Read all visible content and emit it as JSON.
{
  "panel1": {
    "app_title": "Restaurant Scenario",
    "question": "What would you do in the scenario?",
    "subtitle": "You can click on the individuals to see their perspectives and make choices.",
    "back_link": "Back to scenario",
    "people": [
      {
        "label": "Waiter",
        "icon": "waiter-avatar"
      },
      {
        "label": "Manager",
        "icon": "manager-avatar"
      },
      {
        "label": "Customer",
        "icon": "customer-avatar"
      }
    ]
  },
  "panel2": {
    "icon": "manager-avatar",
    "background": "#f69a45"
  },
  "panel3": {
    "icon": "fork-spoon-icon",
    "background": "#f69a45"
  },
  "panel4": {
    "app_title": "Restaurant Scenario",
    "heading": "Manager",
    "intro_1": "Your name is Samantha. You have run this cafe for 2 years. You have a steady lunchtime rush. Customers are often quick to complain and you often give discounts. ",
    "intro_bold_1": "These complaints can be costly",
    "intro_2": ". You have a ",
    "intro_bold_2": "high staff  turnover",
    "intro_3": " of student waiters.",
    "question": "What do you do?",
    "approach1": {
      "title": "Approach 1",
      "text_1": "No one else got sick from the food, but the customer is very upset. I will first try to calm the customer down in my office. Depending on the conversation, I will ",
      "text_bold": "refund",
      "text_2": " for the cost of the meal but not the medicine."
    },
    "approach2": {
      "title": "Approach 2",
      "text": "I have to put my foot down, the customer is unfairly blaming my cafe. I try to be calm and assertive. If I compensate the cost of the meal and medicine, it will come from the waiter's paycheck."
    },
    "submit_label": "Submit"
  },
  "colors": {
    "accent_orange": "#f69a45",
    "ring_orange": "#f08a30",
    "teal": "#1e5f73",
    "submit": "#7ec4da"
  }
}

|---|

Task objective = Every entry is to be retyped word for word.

Task response =
Read all visible content and emit it as JSON.
{
  "panel1": {
    "app_title": "Restaurant Scenario",
    "question": "What would you do in the scenario?",
    "subtitle": "You can click on the individuals to see their perspectives and make choices.",
    "back_link": "Back to scenario",
    "people": [
      {
        "label": "Waiter",
        "icon": "waiter-avatar"
      },
      {
        "label": "Manager",
        "icon": "manager-avatar"
      },
      {
        "label": "Customer",
        "icon": "customer-avatar"
      }
    ]
  },
  "panel2": {
    "icon": "manager-avatar",
    "background": "#f69a45"
  },
  "panel3": {
    "icon": "fork-spoon-icon",
    "background": "#f69a45"
  },
  "panel4": {
    "app_title": "Restaurant Scenario",
    "heading": "Manager",
    "intro_1": "Your name is Samantha. You have run this cafe for 2 years. You have a steady lunchtime rush. Customers are often quick to complain and you often give discounts. ",
    "intro_bold_1": "These complaints can be costly",
    "intro_2": ". You have a ",
    "intro_bold_2": "high staff  turnover",
    "intro_3": " of student waiters.",
    "question": "What do you do?",
    "approach1": {
      "title": "Approach 1",
      "text_1": "No one else got sick from the food, but the customer is very upset. I will first try to calm the customer down in my office. Depending on the conversation, I will ",
      "text_bold": "refund",
      "text_2": " for the cost of the meal but not the medicine."
    },
    "approach2": {
      "title": "Approach 2",
      "text": "I have to put my foot down, the customer is unfairly blaming my cafe. I try to be calm and assertive. If I compensate the cost of the meal and medicine, it will come from the waiter's paycheck."
    },
    "submit_label": "Submit"
  },
  "colors": {
    "accent_orange": "#f69a45",
    "ring_orange": "#f08a30",
    "teal": "#1e5f73",
    "submit": "#7ec4da"
  }
}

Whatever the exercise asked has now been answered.